Worldwide one in five adults have a diagnosable mental illness. Mental illness is extremely costly to society, but mental illness is not only special because it is costly and widespread. Beyond issues around stigmatization, under provision of costeffective treatments, mental health problems have a distinctive age-profile. Half of those with a lifetime mental health problem first experience symptoms by age 14, and 75% before they reach their mid-twenties. The conditions are often persistent and recurrent affecting the entire work-life of these individuals.
Please submit a paper by 15th of May 2021 via the workshop website
Neither workshop nor special issue have fees!
Call for Papers This workshop aims to gather (junior) researchers with an interest in applying the tools of economics to problems surrounding mental health. Empirical analyses in this field are especially encouraged for submission, but theoretical work is also welcome. The workshop is not the correct venue for routine applications of cost-effectiveness analysis and pure costing analyses. The primary selection criteria is academic quality. For further details, please consult the application page.
In contrast to other events, discussants and not authors will present their work to stimulate discussion.
We are happy to announce that the workshop will have a special issue in Health Economics. Edited by C. Kronenberg & E. Golberstein. Please indicate in your submission to the workshop, whether you are also submitting to the special issue. To provide fast and constructive feedback the discussant will be one of the referees. After the workshop there will be an opportunity to directly talk with the discussant as well as at least one editor.
This year the workshop will include keynotes by
Claire de Oliveira
Claire de Oliveira is a Reader in Health Economics at the Centre for Health Economics and the Hull York Medical School at the University of York. Her research is in health economics and health services research applied to mental health.
Frank Schilbach is an Associate Professor of Economics at the Massachusetts Institute of Technology. He studies psychological aspects of poverty, including sleep deprivation, substance abuse, and mental ill-health.
Scott Cunningham is professor of economics at Baylor University. He studies a number of topics at the intersection of crime and risky behavior. Also check out his econometrics textbook: “Causal Inference: the Mixtape“.
is one of Germany’s leading research centers in Health Economics.
RWI – Leibniz - Institute for Economic Research

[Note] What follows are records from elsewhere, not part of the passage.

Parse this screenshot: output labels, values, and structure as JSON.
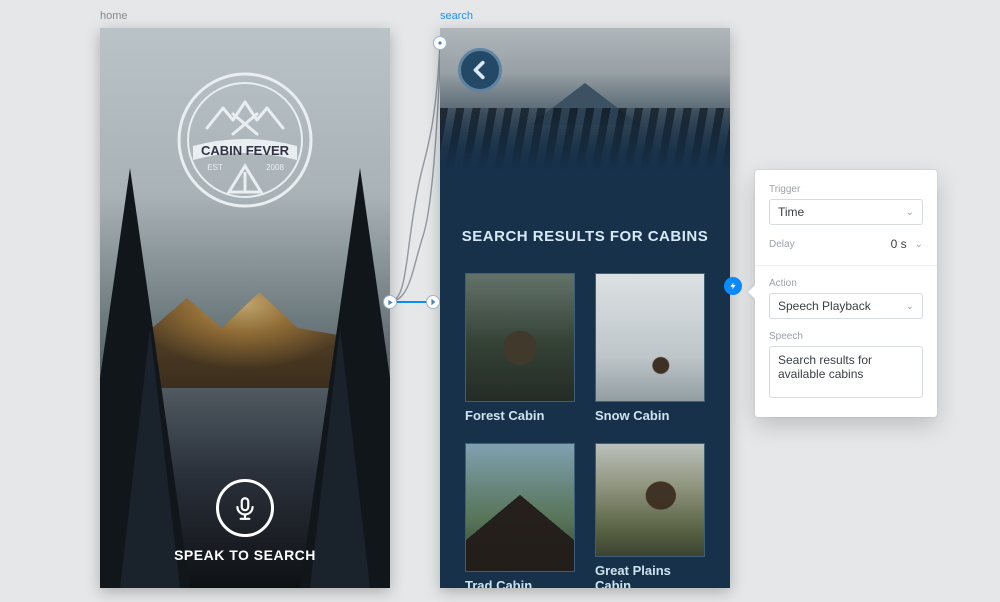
{
  "pages": {
    "home": {
      "label": "home"
    },
    "search": {
      "label": "search"
    }
  },
  "home": {
    "logo_brand": "CABIN FEVER",
    "logo_est": "EST",
    "logo_year": "2008",
    "speak_label": "SPEAK TO SEARCH"
  },
  "search": {
    "heading": "SEARCH RESULTS FOR CABINS",
    "results": [
      {
        "label": "Forest Cabin"
      },
      {
        "label": "Snow Cabin"
      },
      {
        "label": "Trad Cabin"
      },
      {
        "label": "Great Plains Cabin"
      }
    ]
  },
  "panel": {
    "trigger_label": "Trigger",
    "trigger_value": "Time",
    "delay_label": "Delay",
    "delay_value": "0 s",
    "action_label": "Action",
    "action_value": "Speech Playback",
    "speech_label": "Speech",
    "speech_value": "Search results for available cabins"
  }
}
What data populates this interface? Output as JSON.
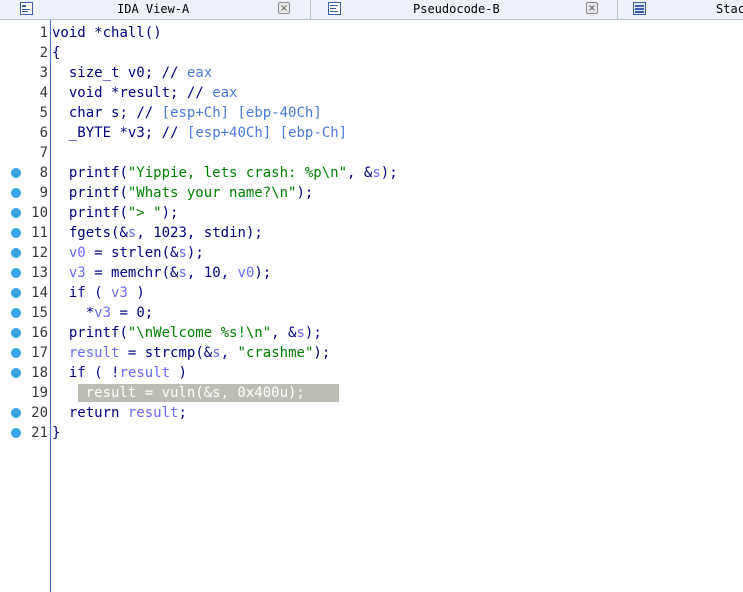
{
  "tabs": [
    {
      "label": "IDA View-A",
      "icon": "ida-view-icon",
      "close": "×"
    },
    {
      "label": "Pseudocode-B",
      "icon": "pseudocode-icon",
      "close": "×"
    },
    {
      "label": "Stac",
      "icon": "stack-view-icon"
    }
  ],
  "code": {
    "lines": [
      {
        "n": "1",
        "bp": false,
        "text": "void *chall()"
      },
      {
        "n": "2",
        "bp": false,
        "text": "{"
      },
      {
        "n": "3",
        "bp": false,
        "text": "  size_t v0; // eax"
      },
      {
        "n": "4",
        "bp": false,
        "text": "  void *result; // eax"
      },
      {
        "n": "5",
        "bp": false,
        "text": "  char s; // [esp+Ch] [ebp-40Ch]"
      },
      {
        "n": "6",
        "bp": false,
        "text": "  _BYTE *v3; // [esp+40Ch] [ebp-Ch]"
      },
      {
        "n": "7",
        "bp": false,
        "text": ""
      },
      {
        "n": "8",
        "bp": true,
        "text": "  printf(\"Yippie, lets crash: %p\\n\", &s);"
      },
      {
        "n": "9",
        "bp": true,
        "text": "  printf(\"Whats your name?\\n\");"
      },
      {
        "n": "10",
        "bp": true,
        "text": "  printf(\"> \");"
      },
      {
        "n": "11",
        "bp": true,
        "text": "  fgets(&s, 1023, stdin);"
      },
      {
        "n": "12",
        "bp": true,
        "text": "  v0 = strlen(&s);"
      },
      {
        "n": "13",
        "bp": true,
        "text": "  v3 = memchr(&s, 10, v0);"
      },
      {
        "n": "14",
        "bp": true,
        "text": "  if ( v3 )"
      },
      {
        "n": "15",
        "bp": true,
        "text": "    *v3 = 0;"
      },
      {
        "n": "16",
        "bp": true,
        "text": "  printf(\"\\nWelcome %s!\\n\", &s);"
      },
      {
        "n": "17",
        "bp": true,
        "text": "  result = strcmp(&s, \"crashme\");"
      },
      {
        "n": "18",
        "bp": true,
        "text": "  if ( !result )"
      },
      {
        "n": "19",
        "bp": false,
        "text": "    result = vuln(&s, 0x400u);",
        "highlighted": true
      },
      {
        "n": "20",
        "bp": true,
        "text": "  return result;"
      },
      {
        "n": "21",
        "bp": true,
        "text": "}"
      }
    ]
  },
  "colors": {
    "identifier": "#000080",
    "variable": "#6a6af5",
    "comment": "#4a7ad8",
    "string": "#008000",
    "breakpoint": "#3aa3e3",
    "highlight": "#bdbdb5"
  }
}
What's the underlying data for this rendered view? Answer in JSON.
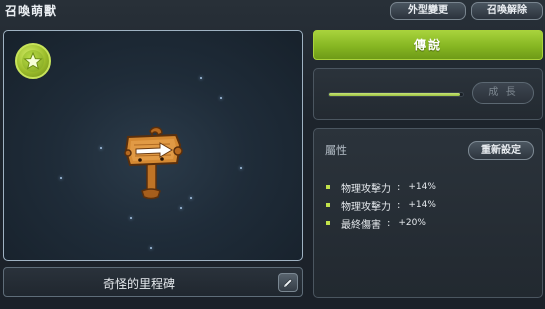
{
  "header": {
    "title": "召喚萌獸",
    "appearance_button": "外型變更",
    "dismiss_button": "召喚解除"
  },
  "pet": {
    "name": "奇怪的里程碑"
  },
  "grade": {
    "label": "傳說"
  },
  "growth": {
    "button": "成 長",
    "progress_fraction": 0.98
  },
  "attributes": {
    "title": "屬性",
    "reset_button": "重新設定",
    "stats": [
      {
        "name": "物理攻擊力",
        "sep": ":",
        "value": "+14%"
      },
      {
        "name": "物理攻擊力",
        "sep": ":",
        "value": "+14%"
      },
      {
        "name": "最終傷害",
        "sep": ":",
        "value": "+20%"
      }
    ]
  },
  "colors": {
    "accent_green": "#8fbf26",
    "bullet": "#c2e24b",
    "panel_border": "#9fb2c2"
  },
  "icons": {
    "rank_badge": "star-icon",
    "edit": "pencil-icon"
  }
}
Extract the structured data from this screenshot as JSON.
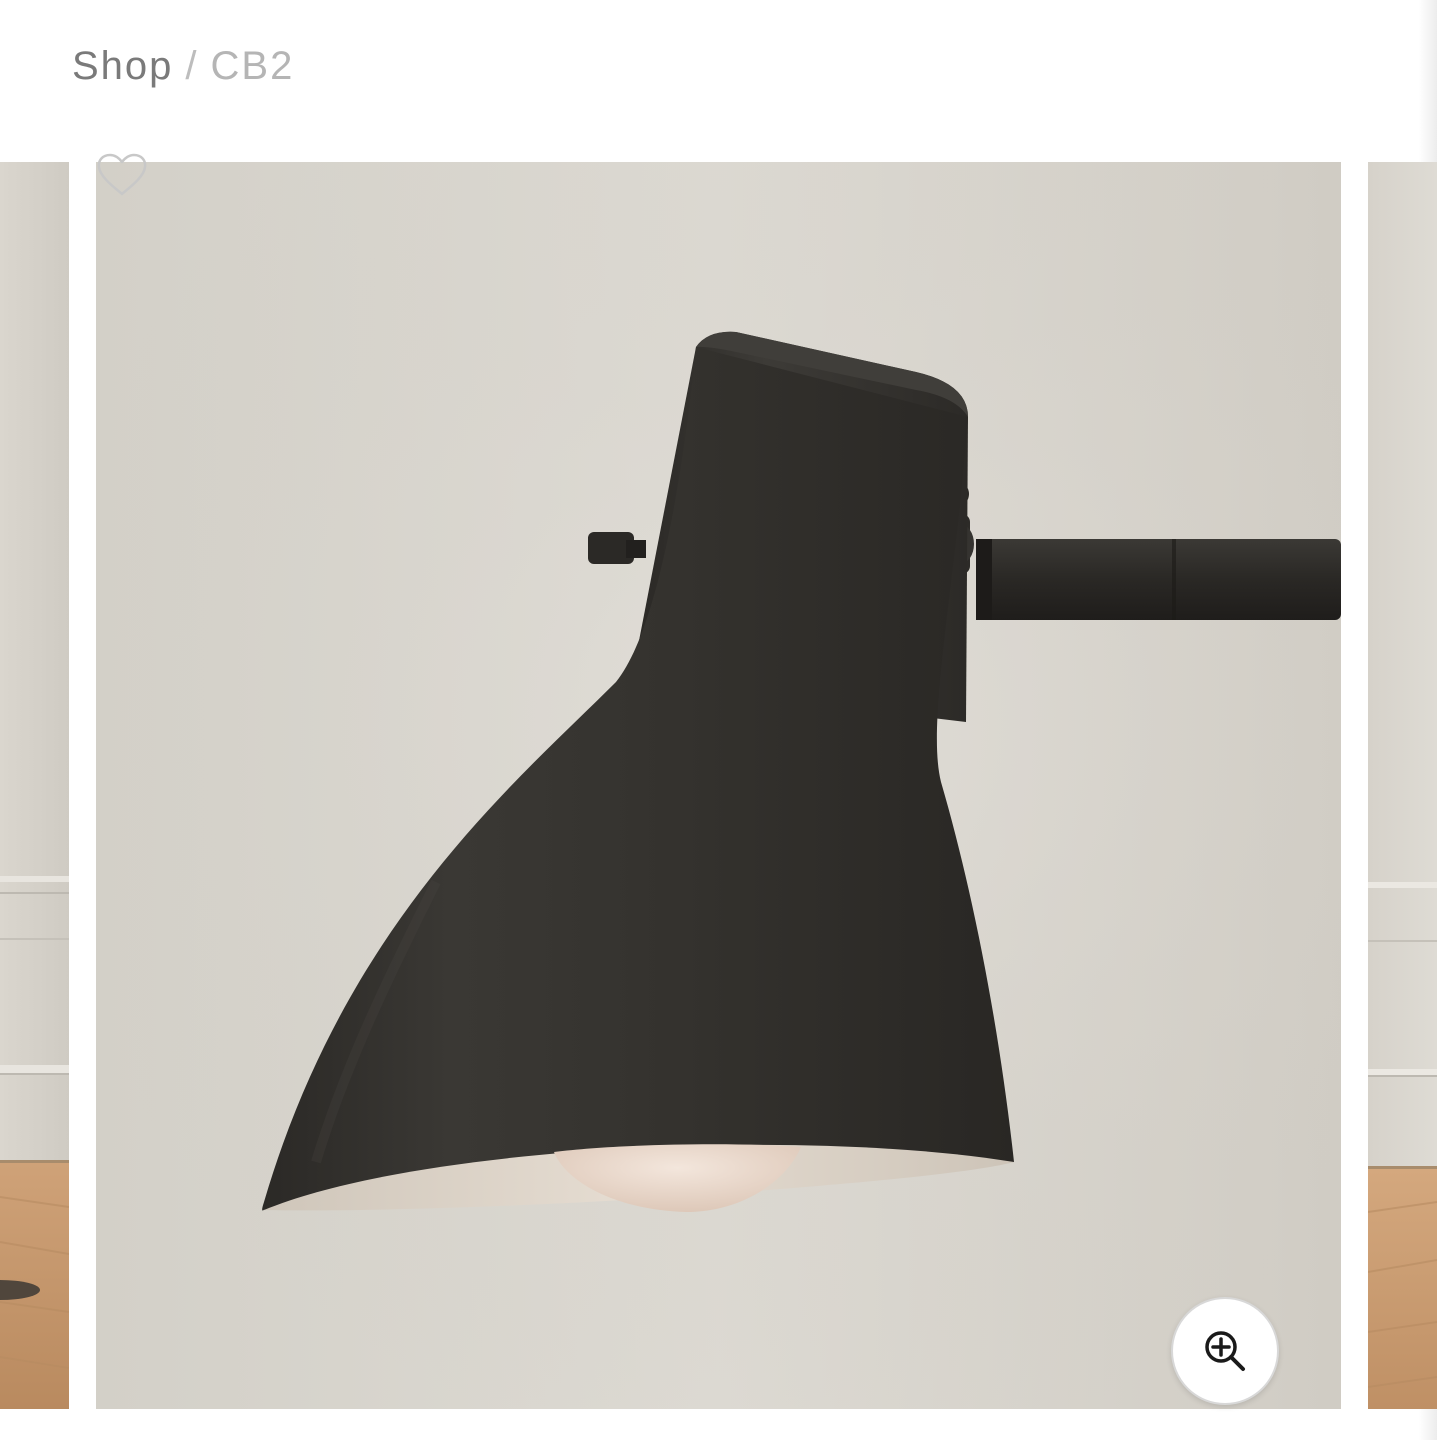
{
  "breadcrumb": {
    "shop": "Shop",
    "separator": "/",
    "brand": "CB2"
  },
  "gallery": {
    "wishlist_icon": "heart-outline-icon",
    "zoom_icon": "zoom-in-icon",
    "colors": {
      "wall": "#d4d1ca",
      "shade": "#33312d",
      "floor": "#c99c6e",
      "bulb": "#ecdcd0"
    }
  }
}
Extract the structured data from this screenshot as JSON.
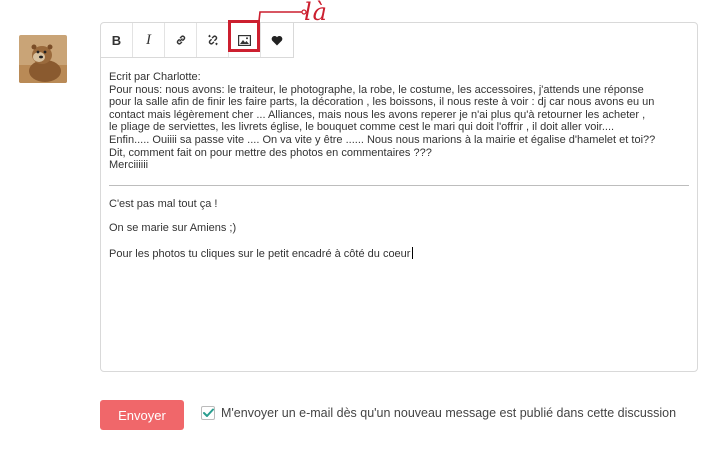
{
  "annotation": {
    "text": "là",
    "color": "#cc1f2f"
  },
  "toolbar": {
    "buttons": [
      {
        "name": "bold",
        "glyph": "B"
      },
      {
        "name": "italic",
        "glyph": "I"
      },
      {
        "name": "link",
        "icon": "link-icon"
      },
      {
        "name": "unlink",
        "icon": "unlink-icon"
      },
      {
        "name": "image",
        "icon": "image-icon"
      },
      {
        "name": "heart",
        "icon": "heart-icon"
      }
    ]
  },
  "quote": {
    "header": "Ecrit par Charlotte:",
    "lines": [
      "Pour nous: nous avons: le traiteur, le photographe, la robe, le costume, les accessoires, j'attends une réponse",
      "pour la salle afin de finir les faire parts, la décoration , les boissons, il nous reste à voir : dj car nous avons eu un",
      "contact mais légèrement cher ... Alliances, mais nous les avons reperer je n'ai plus qu'à retourner les acheter ,",
      "le pliage de serviettes, les livrets église, le bouquet comme cest le mari qui doit l'offrir , il doit aller voir....",
      "Enfin..... Ouiiii sa passe vite .... On va vite y être ...... Nous nous marions à la mairie et égalise d'hamelet et toi??",
      "Dit, comment fait on pour mettre des photos en commentaires ???",
      "Merciiiiii"
    ]
  },
  "reply": {
    "lines": [
      "C'est pas mal tout ça !",
      "On se marie sur Amiens ;)",
      "Pour les photos tu cliques sur le petit encadré à côté du coeur"
    ]
  },
  "send_button": {
    "label": "Envoyer",
    "color": "#f0676a"
  },
  "notify": {
    "checked": true,
    "label": "M'envoyer un e-mail dès qu'un nouveau message est publié dans cette discussion",
    "check_color": "#2a9d8f"
  }
}
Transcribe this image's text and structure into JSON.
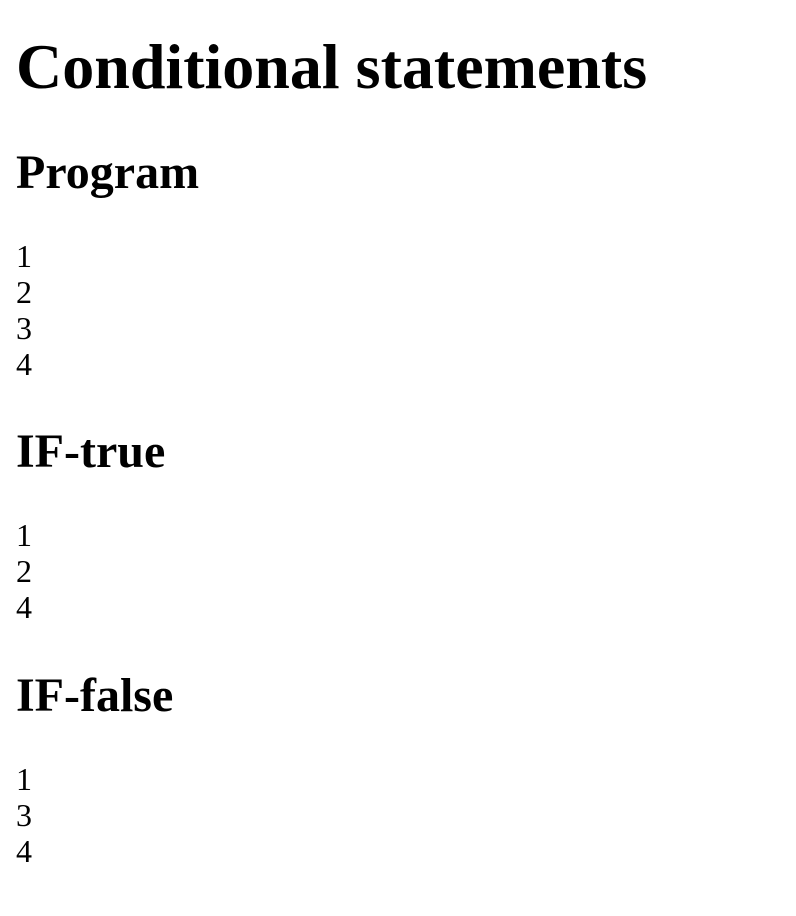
{
  "title": "Conditional statements",
  "sections": [
    {
      "heading": "Program",
      "lines": [
        "1",
        "2",
        "3",
        "4"
      ]
    },
    {
      "heading": "IF-true",
      "lines": [
        "1",
        "2",
        "4"
      ]
    },
    {
      "heading": "IF-false",
      "lines": [
        "1",
        "3",
        "4"
      ]
    }
  ]
}
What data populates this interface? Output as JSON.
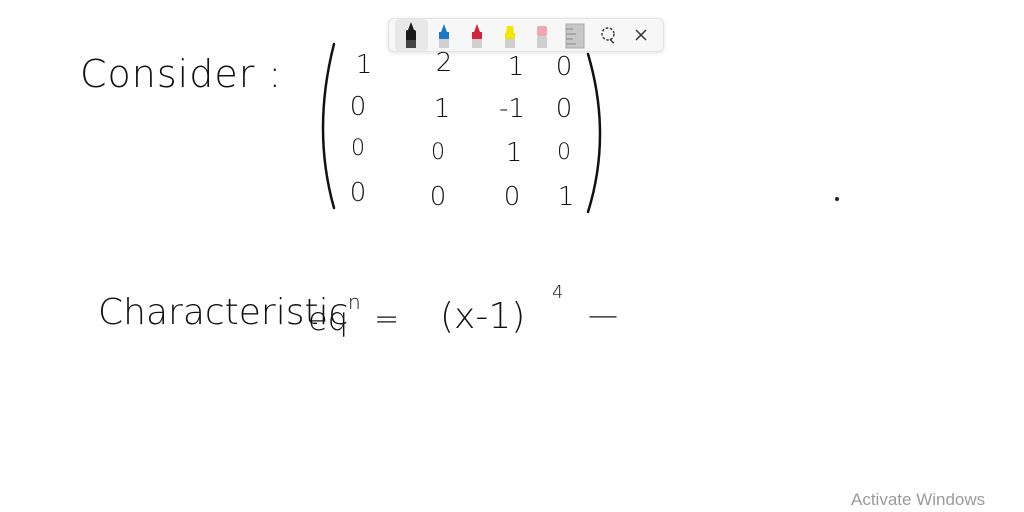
{
  "toolbar": {
    "tools": [
      {
        "name": "ballpoint-pen",
        "color": "#1a1a1a",
        "active": true
      },
      {
        "name": "pen-blue",
        "color": "#1e78c8",
        "active": false
      },
      {
        "name": "pen-red",
        "color": "#d6253a",
        "active": false
      },
      {
        "name": "highlighter-yellow",
        "color": "#f2e600",
        "active": false
      },
      {
        "name": "eraser",
        "color": "#f0a8b0",
        "active": false
      },
      {
        "name": "ruler",
        "color": "#b8b8b8",
        "active": false
      },
      {
        "name": "lasso-select",
        "color": "#333333",
        "active": false
      },
      {
        "name": "close",
        "color": "#333333",
        "active": false
      }
    ]
  },
  "notes": {
    "consider": "Consider :",
    "matrix": [
      [
        "1",
        "2",
        "1",
        "0"
      ],
      [
        "0",
        "1",
        "-1",
        "0"
      ],
      [
        "0",
        "0",
        "1",
        "0"
      ],
      [
        "0",
        "0",
        "0",
        "1"
      ]
    ],
    "char_label": "Characteristic",
    "eqn_label": "eq",
    "eqn_sup": "n",
    "equals": "=",
    "expression": "(x-1)",
    "exponent": "4",
    "dash": "—"
  },
  "watermark": "Activate Windows"
}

is a leading centre for economic research and evidence-based policy advice in Germany.
is a research cooperation between RWI, University Duisburg-Essen and other partners focused on “Health care challenges in regions with declining and ageing populations”.